In this very moment, I am grateful. I am grateful for my storms because the clouds are passing and the sun is just starting to peep through the clouds. I know that this new year is going to bring more blessings and breakthroughs in my own life. I’ve invested so much in myself and know that the journey is just unfolding for me. My motivation, my desire to craft a life that I love, and my passion for helping others is manifesting in new ways that I couldn’t see just half a year ago.  But with my move to California and this opportunity to start fresh, I’ve gained clarity on where I’m headed and where I want to be.  Big things are going to happen in 2019 and I can’t wait to share more with you and continue to grow a meaningful community here.

Thank you for being a part of my 2018 journey. This blog and IG community I’ve come to love was a big reason why I survived. You kept me going. Gave me motivation to show up in the world. To share my passion for fashion + sharing my truths. And I can’t wait to see where 2019 takes us. Cheers to an amazing year, sweet friends.




P.S. Just like in these photos, I feel as though I am ready to BLOOM. This is a new season, an awakening, a chance to start fresh.  SO READY.

What I’m Wearing:

This entire outfit is restyled from last year! I loved mixing the chenille and velvet textures and the pops of pink are a super fun combo here. Here are some similar options:
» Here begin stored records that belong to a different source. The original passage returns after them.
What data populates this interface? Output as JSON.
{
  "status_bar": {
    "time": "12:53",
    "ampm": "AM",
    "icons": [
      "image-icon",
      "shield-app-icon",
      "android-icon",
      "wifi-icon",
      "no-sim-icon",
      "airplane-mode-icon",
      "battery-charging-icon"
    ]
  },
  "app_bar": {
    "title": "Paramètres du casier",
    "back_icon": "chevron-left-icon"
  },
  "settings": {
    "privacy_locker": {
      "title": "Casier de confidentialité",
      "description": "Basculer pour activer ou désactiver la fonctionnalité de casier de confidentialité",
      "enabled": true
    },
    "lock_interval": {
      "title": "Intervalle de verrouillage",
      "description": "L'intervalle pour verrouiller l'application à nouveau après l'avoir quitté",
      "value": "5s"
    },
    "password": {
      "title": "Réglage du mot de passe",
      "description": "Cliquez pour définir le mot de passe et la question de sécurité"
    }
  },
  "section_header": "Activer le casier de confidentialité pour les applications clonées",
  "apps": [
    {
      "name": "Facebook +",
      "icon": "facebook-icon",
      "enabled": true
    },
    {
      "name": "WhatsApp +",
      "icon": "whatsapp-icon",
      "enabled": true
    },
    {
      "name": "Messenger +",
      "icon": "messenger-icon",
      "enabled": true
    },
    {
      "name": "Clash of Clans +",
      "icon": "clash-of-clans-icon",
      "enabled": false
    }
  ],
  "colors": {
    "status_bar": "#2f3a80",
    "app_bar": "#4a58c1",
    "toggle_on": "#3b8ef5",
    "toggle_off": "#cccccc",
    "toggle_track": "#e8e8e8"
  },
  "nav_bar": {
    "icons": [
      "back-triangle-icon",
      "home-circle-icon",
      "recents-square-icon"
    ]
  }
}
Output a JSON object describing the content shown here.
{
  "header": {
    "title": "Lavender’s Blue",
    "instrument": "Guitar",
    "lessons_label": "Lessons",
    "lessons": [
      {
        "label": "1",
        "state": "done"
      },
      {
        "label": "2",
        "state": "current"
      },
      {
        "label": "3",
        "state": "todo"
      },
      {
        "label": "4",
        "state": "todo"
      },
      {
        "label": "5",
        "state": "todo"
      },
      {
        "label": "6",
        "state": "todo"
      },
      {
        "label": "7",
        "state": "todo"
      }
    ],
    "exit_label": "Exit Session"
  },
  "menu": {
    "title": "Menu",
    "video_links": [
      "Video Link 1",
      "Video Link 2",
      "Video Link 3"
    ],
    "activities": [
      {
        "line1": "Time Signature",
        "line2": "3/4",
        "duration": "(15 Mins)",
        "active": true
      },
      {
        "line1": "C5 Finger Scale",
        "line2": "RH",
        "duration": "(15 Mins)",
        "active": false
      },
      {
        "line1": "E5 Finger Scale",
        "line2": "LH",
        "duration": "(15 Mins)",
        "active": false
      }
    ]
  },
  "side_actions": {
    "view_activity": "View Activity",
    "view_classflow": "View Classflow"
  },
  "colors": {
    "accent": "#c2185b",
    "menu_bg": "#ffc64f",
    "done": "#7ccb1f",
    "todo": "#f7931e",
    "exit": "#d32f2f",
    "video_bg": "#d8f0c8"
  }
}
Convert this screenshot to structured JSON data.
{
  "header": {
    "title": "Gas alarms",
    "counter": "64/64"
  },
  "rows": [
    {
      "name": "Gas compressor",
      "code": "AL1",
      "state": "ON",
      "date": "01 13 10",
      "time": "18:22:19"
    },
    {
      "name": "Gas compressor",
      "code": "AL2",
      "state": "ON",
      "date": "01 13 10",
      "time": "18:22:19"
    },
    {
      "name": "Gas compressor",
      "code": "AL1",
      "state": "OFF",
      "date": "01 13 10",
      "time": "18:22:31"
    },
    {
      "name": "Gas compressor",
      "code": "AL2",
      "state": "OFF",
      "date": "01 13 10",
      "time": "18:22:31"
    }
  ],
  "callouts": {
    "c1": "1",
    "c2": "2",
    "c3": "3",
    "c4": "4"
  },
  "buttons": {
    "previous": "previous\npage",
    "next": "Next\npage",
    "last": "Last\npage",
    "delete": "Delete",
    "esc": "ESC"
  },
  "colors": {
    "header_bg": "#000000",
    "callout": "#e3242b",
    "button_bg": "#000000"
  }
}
I bought this amazing chenille sweater from Anthropologie on sale last year, but here are some similar options!